The WordPress source code is public. That means that when they update the platform with a security patch, everyone now knows about the previous vulnerability. Get it? They can’t patch a vulnerability without letting everyone know about its existence. This wouldn’t be an issue except that not everyone updates to the newest version of WordPress right away.
Most WordPress hackers are not like the computer genius characters you see in movies. In fact, they literally copy-and-paste pre-written hacks they find on security/hacking forums to hack your website. Honestly, you could do it too, so don’t make it easy for them and keep your WordPress site up-to-date.
11. Check the Site Health menu
To help users keep their sites secure and running smoothly, WordPress added a new Site Health menu in version 5.2.
The Site Health page includes prompts to help you follow best practices. It will remind you to update themes, delete inactive plugins, and update your site’s PHP version amongst other things.
The first 10 tactics listed here should be enough to keep your website running reliably, but the Site Health menu makes it easier to catch things you might otherwise overlook.

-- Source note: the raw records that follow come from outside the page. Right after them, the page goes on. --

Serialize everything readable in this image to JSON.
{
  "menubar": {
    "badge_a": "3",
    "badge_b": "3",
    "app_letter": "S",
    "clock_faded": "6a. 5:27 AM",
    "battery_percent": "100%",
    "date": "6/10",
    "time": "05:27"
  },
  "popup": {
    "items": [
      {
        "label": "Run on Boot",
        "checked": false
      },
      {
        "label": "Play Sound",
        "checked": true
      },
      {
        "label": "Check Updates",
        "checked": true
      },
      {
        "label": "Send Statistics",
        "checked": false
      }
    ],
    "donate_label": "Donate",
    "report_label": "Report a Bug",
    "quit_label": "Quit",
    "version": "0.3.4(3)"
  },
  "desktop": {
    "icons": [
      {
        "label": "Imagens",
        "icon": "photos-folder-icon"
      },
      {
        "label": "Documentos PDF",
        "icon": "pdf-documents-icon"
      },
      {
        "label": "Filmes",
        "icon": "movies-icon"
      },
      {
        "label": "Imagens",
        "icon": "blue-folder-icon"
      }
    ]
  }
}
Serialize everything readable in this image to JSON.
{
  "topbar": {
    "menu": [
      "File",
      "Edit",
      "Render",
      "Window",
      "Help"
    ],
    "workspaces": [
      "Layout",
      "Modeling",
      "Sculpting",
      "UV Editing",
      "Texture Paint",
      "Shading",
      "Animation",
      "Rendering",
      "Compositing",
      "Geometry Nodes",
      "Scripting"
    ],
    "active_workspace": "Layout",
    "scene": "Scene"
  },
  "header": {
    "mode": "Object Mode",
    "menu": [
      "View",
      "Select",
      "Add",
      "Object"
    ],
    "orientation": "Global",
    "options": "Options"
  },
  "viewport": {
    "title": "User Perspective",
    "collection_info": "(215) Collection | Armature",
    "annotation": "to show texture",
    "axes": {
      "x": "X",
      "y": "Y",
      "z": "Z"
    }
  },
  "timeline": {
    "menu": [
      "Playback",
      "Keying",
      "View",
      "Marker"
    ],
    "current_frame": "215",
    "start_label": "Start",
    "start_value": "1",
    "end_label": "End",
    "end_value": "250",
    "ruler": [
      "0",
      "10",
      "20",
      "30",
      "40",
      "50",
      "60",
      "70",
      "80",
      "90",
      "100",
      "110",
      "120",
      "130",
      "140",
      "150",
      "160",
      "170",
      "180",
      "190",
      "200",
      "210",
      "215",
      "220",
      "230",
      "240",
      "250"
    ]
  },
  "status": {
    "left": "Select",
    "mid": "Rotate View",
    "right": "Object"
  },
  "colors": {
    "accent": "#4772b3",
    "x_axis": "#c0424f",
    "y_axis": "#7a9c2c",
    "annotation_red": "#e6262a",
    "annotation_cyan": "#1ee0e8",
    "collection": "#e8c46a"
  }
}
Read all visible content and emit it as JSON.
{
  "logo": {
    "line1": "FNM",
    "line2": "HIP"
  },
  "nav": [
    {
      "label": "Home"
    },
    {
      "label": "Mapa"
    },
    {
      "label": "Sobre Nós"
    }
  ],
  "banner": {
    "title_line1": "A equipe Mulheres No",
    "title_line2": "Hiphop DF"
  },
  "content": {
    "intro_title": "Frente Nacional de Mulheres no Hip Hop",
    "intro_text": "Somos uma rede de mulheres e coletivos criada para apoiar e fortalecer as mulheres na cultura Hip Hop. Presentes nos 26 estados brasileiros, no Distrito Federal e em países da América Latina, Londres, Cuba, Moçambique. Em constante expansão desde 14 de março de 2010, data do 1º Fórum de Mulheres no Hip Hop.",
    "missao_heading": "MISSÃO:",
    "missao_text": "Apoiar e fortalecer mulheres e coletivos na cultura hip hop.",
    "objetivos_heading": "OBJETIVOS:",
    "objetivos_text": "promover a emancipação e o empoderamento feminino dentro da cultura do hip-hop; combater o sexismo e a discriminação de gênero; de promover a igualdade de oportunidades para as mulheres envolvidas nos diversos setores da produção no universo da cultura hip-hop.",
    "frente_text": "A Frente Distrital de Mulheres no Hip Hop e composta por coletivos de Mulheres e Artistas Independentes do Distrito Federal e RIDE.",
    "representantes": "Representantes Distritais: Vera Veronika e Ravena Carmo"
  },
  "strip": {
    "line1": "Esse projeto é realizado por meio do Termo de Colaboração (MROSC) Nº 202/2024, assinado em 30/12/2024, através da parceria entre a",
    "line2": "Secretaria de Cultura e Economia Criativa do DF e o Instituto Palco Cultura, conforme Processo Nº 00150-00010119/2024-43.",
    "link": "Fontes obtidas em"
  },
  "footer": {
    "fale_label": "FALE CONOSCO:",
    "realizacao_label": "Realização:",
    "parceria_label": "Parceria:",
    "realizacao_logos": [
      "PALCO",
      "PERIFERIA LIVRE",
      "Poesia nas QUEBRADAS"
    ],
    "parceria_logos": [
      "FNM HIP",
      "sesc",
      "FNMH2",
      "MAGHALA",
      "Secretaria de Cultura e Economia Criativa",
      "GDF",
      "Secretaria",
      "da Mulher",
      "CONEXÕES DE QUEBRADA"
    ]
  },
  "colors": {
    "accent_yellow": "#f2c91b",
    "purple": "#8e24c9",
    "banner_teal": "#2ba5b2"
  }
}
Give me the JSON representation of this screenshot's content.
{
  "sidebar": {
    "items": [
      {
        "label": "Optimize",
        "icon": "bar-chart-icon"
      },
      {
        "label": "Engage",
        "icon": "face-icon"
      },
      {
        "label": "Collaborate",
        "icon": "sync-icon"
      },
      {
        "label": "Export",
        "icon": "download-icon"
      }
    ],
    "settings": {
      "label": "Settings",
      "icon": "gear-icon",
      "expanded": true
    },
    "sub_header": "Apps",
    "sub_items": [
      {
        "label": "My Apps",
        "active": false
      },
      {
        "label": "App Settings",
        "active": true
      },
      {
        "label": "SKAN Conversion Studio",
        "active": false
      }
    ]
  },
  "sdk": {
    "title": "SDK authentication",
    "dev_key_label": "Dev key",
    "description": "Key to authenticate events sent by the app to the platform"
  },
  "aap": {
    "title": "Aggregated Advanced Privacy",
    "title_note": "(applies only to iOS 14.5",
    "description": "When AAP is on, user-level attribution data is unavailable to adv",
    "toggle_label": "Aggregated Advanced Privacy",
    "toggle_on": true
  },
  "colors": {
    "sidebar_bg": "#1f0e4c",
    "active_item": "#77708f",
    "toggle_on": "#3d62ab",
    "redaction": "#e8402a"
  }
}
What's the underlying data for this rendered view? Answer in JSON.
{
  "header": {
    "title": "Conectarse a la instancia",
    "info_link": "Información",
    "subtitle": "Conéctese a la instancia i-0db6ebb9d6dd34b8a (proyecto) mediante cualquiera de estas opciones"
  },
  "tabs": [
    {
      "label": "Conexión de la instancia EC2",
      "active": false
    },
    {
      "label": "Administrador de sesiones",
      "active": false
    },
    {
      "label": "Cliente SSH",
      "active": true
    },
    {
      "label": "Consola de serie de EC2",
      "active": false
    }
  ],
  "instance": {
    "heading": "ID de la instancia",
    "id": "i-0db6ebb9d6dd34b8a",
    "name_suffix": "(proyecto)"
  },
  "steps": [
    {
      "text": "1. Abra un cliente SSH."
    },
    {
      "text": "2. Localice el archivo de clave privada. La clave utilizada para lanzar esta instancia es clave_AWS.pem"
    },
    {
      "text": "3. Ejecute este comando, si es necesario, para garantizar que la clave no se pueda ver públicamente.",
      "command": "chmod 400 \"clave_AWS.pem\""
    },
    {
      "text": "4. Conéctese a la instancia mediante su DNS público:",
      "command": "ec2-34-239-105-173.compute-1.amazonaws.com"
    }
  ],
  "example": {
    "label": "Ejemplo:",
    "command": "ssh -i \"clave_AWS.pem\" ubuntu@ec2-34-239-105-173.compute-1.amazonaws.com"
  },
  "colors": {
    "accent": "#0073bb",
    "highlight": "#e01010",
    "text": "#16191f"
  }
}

WordPress without the hassle
It really saddens me how much trouble people have with WordPress.
There’s a lot to learn, but most of the pains people deal with come from not following the tactics outlined above.
If you want to run your website like a professional and avoid the hassles that plague so many other users, follow the 11 tactics listed here. I can honestly tell you that I rarely experience problems with my websites, and it’s because I do all of these things.
Maybe this isn’t the “build a site in one-click” simplicity we were lead to expect, but you certainly don’t have to live with a buggy, unreliable website.
If this post helped you out today or if you know someone else who would enjoy it, please share it before you go.
Thanks for reading!